BAKERSVILLE – The Mitchell County Board of Commissioners held its regular Department of Social Services session Monday, May 4, where DSS Director Sara Ross discussed the possible benefits of therapeutic foster care in the county.
Therapeutic foster care, or TFC, provides children, most of whom struggle with significant emotional or behavioral issues, a more specialized level of care than traditional care. Children in TFC receive more in-home visits, and foster parents are required to complete more training.
“Therapeutic foster care case management means that we go out to that home once a week, and we provide therapeutic interventions,” Ross said. “We’re helping them look at the behaviors and how they might be able to be more therapeutic in their intervention.”
A child can be approved for therapeutic foster care if they have endured any level of trauma, Ross said.
“If we’re involved, the kid has endured trauma, whether it be abuse or neglect,” she said. “We’re not taking a child because everything’s roses at that home.”
Ross added most children who are approved for TFC are between the ages of 5 and 17 because “to be able to identify whether their behavior is normal for development versus traumatic behavior is really hard between zero and 4-years-old.”
Ross said encouraging more TFC in the county will provide children with more services and the county with another revenue stream through Medicaid reimbursement.
The current rate of Medicaid reimbursement for therapeutic foster care is $88.38 per child per day.
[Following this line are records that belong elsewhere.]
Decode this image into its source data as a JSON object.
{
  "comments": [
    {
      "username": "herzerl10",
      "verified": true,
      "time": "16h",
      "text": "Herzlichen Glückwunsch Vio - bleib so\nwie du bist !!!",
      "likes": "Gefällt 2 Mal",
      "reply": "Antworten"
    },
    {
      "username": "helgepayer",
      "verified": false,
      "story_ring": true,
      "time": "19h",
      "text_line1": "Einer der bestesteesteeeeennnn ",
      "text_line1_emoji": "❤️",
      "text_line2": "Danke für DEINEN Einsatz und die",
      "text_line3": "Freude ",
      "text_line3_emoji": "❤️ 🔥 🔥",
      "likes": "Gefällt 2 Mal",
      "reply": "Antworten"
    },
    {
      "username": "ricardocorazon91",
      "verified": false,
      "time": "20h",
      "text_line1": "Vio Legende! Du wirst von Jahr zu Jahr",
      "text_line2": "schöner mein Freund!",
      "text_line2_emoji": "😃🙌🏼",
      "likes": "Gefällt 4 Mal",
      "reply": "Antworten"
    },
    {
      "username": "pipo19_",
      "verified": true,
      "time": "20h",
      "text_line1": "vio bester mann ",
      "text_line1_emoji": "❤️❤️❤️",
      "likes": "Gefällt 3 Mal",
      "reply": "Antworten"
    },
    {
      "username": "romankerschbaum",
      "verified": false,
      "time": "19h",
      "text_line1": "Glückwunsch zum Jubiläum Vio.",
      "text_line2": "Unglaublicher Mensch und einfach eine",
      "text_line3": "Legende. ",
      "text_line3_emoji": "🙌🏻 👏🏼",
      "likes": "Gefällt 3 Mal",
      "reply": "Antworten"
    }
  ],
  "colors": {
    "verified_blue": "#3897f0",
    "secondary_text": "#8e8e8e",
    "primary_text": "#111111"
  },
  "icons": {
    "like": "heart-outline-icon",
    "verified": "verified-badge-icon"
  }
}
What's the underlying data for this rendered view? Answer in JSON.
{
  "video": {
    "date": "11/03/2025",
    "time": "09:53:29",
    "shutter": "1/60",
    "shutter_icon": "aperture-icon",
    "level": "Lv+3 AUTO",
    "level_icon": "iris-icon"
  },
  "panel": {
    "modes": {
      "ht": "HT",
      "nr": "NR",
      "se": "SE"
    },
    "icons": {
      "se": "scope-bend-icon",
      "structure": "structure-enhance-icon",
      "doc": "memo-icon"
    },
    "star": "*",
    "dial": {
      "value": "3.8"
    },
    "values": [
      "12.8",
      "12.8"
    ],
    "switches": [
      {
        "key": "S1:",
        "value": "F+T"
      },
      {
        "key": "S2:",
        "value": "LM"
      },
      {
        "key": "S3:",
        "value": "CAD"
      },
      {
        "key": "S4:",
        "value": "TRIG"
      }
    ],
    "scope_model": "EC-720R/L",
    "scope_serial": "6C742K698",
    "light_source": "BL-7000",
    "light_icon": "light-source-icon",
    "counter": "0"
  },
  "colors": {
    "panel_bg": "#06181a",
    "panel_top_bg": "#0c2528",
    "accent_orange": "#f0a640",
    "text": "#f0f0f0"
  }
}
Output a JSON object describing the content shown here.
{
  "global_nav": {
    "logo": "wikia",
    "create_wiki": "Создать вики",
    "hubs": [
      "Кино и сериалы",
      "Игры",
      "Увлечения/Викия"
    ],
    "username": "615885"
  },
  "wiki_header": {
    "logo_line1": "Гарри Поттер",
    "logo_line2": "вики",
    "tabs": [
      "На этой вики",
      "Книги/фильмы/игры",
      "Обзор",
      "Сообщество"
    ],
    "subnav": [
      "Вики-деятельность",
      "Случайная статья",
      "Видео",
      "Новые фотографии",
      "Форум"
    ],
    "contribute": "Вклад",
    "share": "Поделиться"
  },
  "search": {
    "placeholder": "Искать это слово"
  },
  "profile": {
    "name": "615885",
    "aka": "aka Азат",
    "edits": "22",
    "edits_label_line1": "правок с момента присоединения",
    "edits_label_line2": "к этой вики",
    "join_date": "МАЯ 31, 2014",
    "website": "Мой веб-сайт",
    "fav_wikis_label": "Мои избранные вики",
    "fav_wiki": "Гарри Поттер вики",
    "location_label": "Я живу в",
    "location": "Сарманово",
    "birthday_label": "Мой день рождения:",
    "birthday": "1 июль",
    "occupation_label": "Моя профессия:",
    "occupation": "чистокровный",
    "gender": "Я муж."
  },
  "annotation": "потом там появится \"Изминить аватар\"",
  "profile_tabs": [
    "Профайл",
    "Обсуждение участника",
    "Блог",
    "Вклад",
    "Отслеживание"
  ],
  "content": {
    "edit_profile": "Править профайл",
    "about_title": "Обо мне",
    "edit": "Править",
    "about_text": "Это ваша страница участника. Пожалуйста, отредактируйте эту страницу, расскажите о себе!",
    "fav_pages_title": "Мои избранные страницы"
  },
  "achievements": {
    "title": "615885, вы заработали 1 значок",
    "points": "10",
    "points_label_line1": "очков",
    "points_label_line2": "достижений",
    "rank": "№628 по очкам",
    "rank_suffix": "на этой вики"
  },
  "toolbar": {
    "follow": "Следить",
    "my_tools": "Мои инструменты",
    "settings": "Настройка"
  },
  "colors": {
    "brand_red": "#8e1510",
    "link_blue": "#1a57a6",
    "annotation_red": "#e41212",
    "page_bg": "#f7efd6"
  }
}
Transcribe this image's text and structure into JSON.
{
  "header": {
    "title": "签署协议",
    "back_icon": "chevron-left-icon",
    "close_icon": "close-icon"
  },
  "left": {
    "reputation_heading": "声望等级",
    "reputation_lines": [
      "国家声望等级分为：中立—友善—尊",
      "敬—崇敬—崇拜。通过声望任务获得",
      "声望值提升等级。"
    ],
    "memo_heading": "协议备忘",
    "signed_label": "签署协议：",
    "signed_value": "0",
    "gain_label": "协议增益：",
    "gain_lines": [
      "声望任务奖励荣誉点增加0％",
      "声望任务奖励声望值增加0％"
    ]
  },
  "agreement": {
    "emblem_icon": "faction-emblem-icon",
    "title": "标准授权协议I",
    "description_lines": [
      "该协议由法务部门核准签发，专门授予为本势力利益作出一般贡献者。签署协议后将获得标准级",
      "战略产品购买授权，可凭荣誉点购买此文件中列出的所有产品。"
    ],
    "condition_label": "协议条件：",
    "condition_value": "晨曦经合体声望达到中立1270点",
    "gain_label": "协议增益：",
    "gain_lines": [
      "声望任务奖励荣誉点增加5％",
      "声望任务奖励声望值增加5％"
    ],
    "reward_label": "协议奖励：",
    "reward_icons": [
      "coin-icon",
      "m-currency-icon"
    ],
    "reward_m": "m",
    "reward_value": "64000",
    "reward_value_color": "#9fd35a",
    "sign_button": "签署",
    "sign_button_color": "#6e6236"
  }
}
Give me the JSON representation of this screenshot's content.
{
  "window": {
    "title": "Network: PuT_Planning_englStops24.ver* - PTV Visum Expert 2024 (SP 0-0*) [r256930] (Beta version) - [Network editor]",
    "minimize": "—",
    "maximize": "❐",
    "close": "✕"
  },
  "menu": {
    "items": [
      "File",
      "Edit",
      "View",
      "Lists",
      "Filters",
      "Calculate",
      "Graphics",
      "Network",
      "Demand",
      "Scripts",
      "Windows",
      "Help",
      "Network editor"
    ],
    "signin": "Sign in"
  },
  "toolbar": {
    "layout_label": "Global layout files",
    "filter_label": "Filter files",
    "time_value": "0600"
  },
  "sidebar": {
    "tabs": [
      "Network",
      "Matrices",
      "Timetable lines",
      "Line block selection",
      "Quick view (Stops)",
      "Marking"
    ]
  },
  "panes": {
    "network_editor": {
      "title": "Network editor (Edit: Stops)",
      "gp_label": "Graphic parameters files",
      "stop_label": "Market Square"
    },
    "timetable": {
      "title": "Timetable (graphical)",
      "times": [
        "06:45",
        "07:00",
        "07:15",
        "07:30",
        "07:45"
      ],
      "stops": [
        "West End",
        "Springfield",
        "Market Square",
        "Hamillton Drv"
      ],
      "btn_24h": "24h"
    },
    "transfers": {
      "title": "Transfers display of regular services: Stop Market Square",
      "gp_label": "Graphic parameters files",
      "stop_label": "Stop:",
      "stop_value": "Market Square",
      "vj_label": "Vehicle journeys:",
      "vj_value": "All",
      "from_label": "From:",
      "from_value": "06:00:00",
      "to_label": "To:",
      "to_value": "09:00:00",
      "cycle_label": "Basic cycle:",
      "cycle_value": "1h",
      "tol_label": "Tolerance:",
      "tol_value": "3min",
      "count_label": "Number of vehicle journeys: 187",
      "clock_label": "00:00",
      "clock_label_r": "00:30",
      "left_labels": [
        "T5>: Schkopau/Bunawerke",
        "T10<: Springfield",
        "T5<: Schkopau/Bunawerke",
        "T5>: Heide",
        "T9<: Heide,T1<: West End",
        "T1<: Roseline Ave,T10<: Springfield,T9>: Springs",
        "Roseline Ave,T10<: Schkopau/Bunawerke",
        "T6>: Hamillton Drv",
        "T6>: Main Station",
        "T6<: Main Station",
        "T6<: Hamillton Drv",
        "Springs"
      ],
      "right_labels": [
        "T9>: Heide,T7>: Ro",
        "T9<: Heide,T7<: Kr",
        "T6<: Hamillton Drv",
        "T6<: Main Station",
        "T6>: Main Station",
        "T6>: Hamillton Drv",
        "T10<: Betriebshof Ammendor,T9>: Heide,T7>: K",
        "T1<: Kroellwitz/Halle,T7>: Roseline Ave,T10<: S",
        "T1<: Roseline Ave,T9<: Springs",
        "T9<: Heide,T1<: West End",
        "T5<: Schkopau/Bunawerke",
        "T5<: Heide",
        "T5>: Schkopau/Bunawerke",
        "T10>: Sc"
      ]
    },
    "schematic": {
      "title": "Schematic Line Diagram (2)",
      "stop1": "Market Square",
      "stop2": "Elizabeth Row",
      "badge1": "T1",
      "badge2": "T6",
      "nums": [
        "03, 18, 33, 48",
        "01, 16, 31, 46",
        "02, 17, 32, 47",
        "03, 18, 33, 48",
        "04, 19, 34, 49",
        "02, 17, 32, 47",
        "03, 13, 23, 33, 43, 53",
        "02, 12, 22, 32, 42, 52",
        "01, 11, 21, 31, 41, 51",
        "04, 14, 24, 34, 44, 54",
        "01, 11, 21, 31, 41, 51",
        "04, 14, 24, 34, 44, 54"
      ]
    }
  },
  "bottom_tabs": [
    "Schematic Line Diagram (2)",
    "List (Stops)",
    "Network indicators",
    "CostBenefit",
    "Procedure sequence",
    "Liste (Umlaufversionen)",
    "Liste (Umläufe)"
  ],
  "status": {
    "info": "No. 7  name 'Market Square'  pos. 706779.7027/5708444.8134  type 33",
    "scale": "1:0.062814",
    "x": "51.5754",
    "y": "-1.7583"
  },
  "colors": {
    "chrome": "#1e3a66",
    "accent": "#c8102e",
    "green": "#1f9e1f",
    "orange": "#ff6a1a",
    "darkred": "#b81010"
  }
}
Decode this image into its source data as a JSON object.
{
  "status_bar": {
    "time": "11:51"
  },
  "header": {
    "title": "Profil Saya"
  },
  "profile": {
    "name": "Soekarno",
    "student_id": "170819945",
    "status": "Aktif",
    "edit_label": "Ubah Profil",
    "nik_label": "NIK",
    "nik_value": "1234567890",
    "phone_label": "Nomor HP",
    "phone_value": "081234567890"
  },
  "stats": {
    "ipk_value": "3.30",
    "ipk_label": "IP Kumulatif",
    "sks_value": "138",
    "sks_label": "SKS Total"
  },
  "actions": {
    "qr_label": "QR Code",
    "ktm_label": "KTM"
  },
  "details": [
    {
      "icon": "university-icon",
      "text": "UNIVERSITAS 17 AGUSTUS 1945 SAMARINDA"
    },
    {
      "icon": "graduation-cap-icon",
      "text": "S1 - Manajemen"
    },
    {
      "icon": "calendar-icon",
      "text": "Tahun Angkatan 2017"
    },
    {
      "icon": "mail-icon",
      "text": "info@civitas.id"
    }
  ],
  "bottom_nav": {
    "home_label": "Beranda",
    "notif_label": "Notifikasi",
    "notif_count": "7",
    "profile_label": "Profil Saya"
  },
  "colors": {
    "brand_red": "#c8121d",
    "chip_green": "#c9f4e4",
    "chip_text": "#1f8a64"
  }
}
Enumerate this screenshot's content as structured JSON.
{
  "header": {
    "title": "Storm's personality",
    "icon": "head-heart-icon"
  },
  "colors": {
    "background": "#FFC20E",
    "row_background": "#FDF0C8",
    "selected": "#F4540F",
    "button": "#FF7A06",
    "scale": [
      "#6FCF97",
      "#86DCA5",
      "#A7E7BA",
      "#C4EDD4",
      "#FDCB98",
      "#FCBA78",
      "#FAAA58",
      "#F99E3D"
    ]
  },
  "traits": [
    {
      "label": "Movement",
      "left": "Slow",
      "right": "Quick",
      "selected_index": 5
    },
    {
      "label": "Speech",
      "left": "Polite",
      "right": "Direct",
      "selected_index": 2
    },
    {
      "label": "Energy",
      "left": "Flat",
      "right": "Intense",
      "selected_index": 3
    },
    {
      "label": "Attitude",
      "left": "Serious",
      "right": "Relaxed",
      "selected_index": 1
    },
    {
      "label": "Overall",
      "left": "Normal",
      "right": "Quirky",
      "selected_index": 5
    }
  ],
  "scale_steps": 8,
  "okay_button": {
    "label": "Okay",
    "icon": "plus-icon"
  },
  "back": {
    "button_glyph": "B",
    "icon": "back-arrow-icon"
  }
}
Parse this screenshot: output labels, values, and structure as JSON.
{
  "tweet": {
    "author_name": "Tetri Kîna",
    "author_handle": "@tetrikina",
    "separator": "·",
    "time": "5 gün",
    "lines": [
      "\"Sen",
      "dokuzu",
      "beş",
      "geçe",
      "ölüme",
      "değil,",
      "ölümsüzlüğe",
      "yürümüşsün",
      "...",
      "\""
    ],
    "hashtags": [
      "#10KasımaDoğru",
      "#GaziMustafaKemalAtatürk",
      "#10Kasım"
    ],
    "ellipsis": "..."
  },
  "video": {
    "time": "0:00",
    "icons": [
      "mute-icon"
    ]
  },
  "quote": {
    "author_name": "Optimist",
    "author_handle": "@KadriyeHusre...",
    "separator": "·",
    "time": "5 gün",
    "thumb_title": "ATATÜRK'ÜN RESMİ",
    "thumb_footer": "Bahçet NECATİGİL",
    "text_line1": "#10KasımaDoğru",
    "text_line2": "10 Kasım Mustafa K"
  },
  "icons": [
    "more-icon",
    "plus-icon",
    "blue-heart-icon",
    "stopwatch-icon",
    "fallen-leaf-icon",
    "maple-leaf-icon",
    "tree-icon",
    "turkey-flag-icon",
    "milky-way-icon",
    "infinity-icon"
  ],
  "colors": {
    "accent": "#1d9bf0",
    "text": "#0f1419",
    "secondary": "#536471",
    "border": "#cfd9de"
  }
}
Ross said if the 30 children in DSS custody between the ages of 6 and 17 were approved for TFC, they would see $954,504 in Medicaid reimbursement in a year. Ross suggested the county would split the reimbursement “50/50,” with half going to the county to fund DSS and half going to the foster parents, approximately $477,000 each.
“Because each therapeutic foster home can be licensed up to two children, one home could potentially look at gaining $31,816.80 annually,” Ross said. “If they only had one child, they could increase their household income by $15,908.40.”
Mitchell County has been unable to support TFC in the past because the county lacked the resources to support a full-time therapist licensed to submit comprehensive clinical assessments to Medicaid, Ross said.
“There’s not enough business up here to sustain staff,” she said. “So, they just constantly do this turnover, or we have to borrow somebody from Marion or Yancey or Asheville to come up and do assessments, and it just doesn’t happen.”
To combat this, Ross said her Intake and Assessment Supervisor, who is now a licensed social worker with an LCSWA, can also serve as her clinical supervisor. This means she will be licensed to complete comprehensive clinical assessments to determine if a child should be put into therapeutic foster care. Ross said they have not applied for a license to be able to submit Medicaid reimbursement yet, but they are now “positioned to be able to do this.”
“We don’t have to grow staff, and the caseload size is the same,” Ross said. “It doesn’t change anything other than to get money for doing it, and we would see [the foster children] four times a month instead of one to two.”
Additionally, Ross said there have been “discussions” about the Medicaid reimbursement rate increasing in the future due to provisions and defunding of congregate care facilities being implemented in 2021 because of the Family First Prevention Services Act.
Ross said congregate care, also known as “group homes,” are being defunded because “the evidence shows that it’s not effective for children.”
“There’s lots of trauma that then gets re-traumatized in group homes, unfortunately,” Ross said. “Really, the truth is, the reimbursement rates for group homes is so low that the only staff that they can staff it with are, like, 19, 20-year-olds. So, if you can imagine a 19-year-old being responsible for 24-hour-a-day kids that are 17-years-old, it just doesn’t end well.”
Following the board’s DSS public session, the board went into closed session to “hear or investigate a complaint, charge, or grievance by or against a public officer or employee.”